Don’t miss the deadlines

Some colleges require the FAFSA® and CSS Profile to be filed at about the same time that Early Decision or Early Action applications are due. Be sure you know the relevant deadlines well in advance. Missing financial aid deadlines, even by a day, will likely result in a student not being considered for aid.

Many states provide need-based grant programs to students with low income based on data provided on the FAFSA®.  While the federal FAFSA® is available beginning October 1, not every state will not yet have their grant budgets passed for the 2022-2023 Academic Year. Be aware of any financial aid awards relying on estimates for state-based funding as they may be subject to change based on final state budget legislature.

One final note: Institutional Awards are funds reserved by the college and distributed based on their own internal criteria and methodology. Eligibility requirements and deadlines can vary from school to school. Make sure to identify any deadlines for institutional funding to stay ahead of the curve. The simplest way to achieve this is by making sure all financial aid forms are completed and submitted in advance of any deadlines.

Future changes to the FAFSA® Form in 2024-25

Who should be affected by the FASFA® changes in 2024-2025?

Each year on October 1, the U.S. Department of Education releases the FAFSA® form used to calculate need-based financial aid for the next academic year. The proposed changes discussed below will affect the:

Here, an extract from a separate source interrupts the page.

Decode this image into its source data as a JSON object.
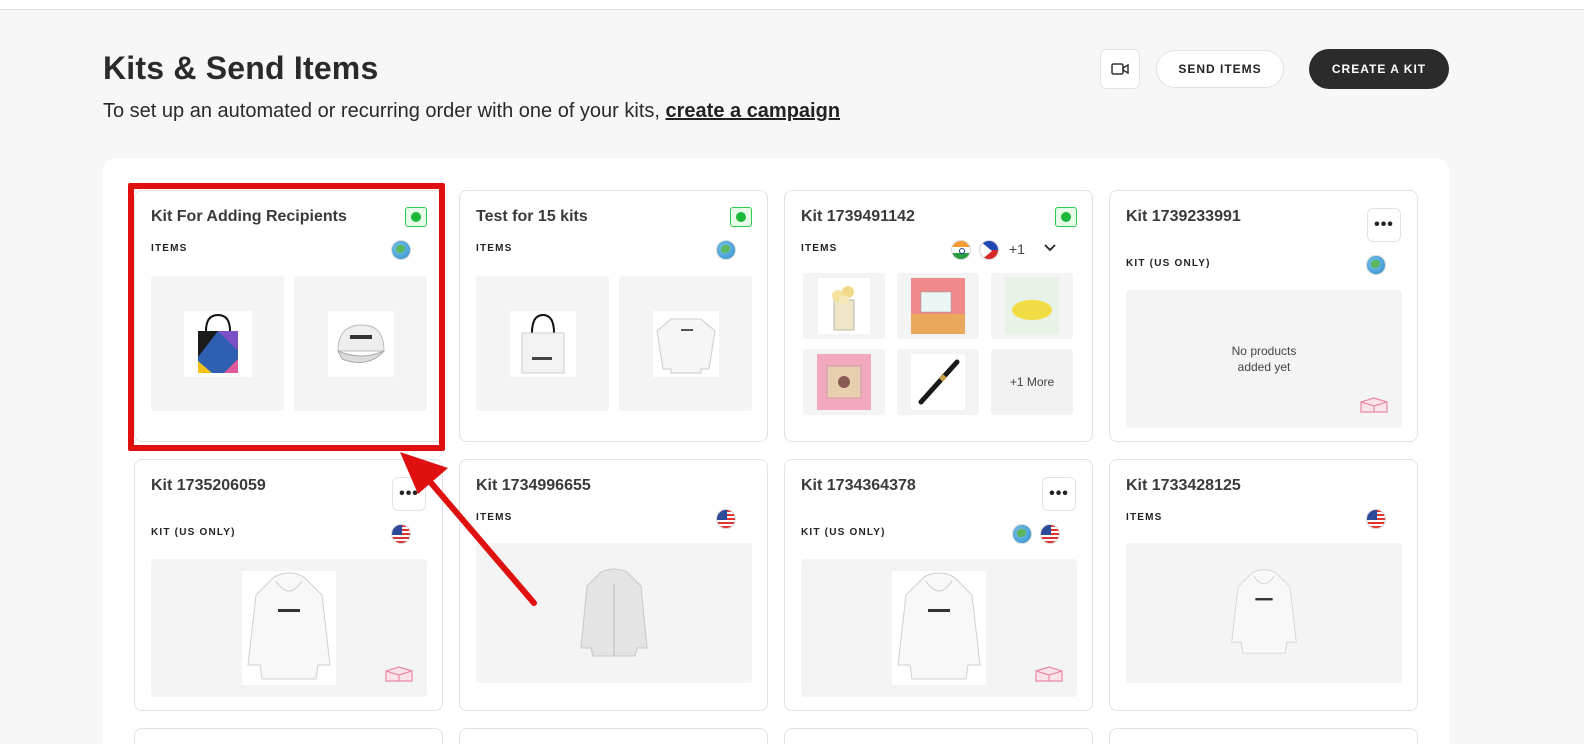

  • High school class of 2024 (this year’s freshman class).
  • College students who will be in their freshman, sophomore, and junior years of college, and
  • Returning graduate students.

In 2020, Congress passed the FAFSA® Simplification Act which made some changes to the current FAFSA® form including and called for more significant changes to be implemented in the future.

Some of the key changes include:

  • The term Expected Family Contribution (EFC) will be replaced by Student Aid Index (SAI). Like the EFC, the SAI will be used to calculate eligibility for need-based aid programs when the FAFSA® is completed. Cost of Attendance minus the SAI = Financial Need.
  • Number of children in college will no longer be reported on FAFSA®. This has two primary ramifications.
  • The Income Protection Allowance (IPA), sheltering a portion of parent income, is currently reduced by a factor based on the number of children in college, and no longer will be reduced when two or more children are enrolled in college simultaneously. This will shelter more parent income from need analysis.
  • The FAFSA® will also no longer divide the parent contribution portion of the SAI (previously EFC) by the number of children in college.
  • The income protection allowance will increase.
  • The new FAFSA® will be shortened to under 40 questions from a current 108 questions.
  • For divorced and separated parents, the parent responsible for providing information on the FAFSA® will be the parent providing more financial support to the student, instead of the parent with whom the student resides most of the time. This will be based on financial support provided during the prior-prior tax year.
  • The question relating to “money received or paid on student’s behalf” will no longer be on the FAFSA®. No longer will a distribution from a grandparent-owned 529, for example, be reportable as untaxed student income. This is important since the FAFSA® currently counts a portion of student income towards calculation of the EFC.
  • Changes to how cost of attendance (COA) is defined. Under the new law, COA will be expanded and will include tuition and fees, housing, and meals (previously called room and board), books and other course materials, transportation, personal expenses, loan fees (for those receiving federal student and parent loans), and costs associated with obtaining professional licensure, certification, or credentials.

The Last Word

The financial aid process requires families to file information in order to receive financial aid. Some families decide not to participate in the process for a variety of reasons.  Despite the inconvenience of the filing process, families are best advised to file the required forms. Why not ensure students have access to all of the federal aid for which they are eligible?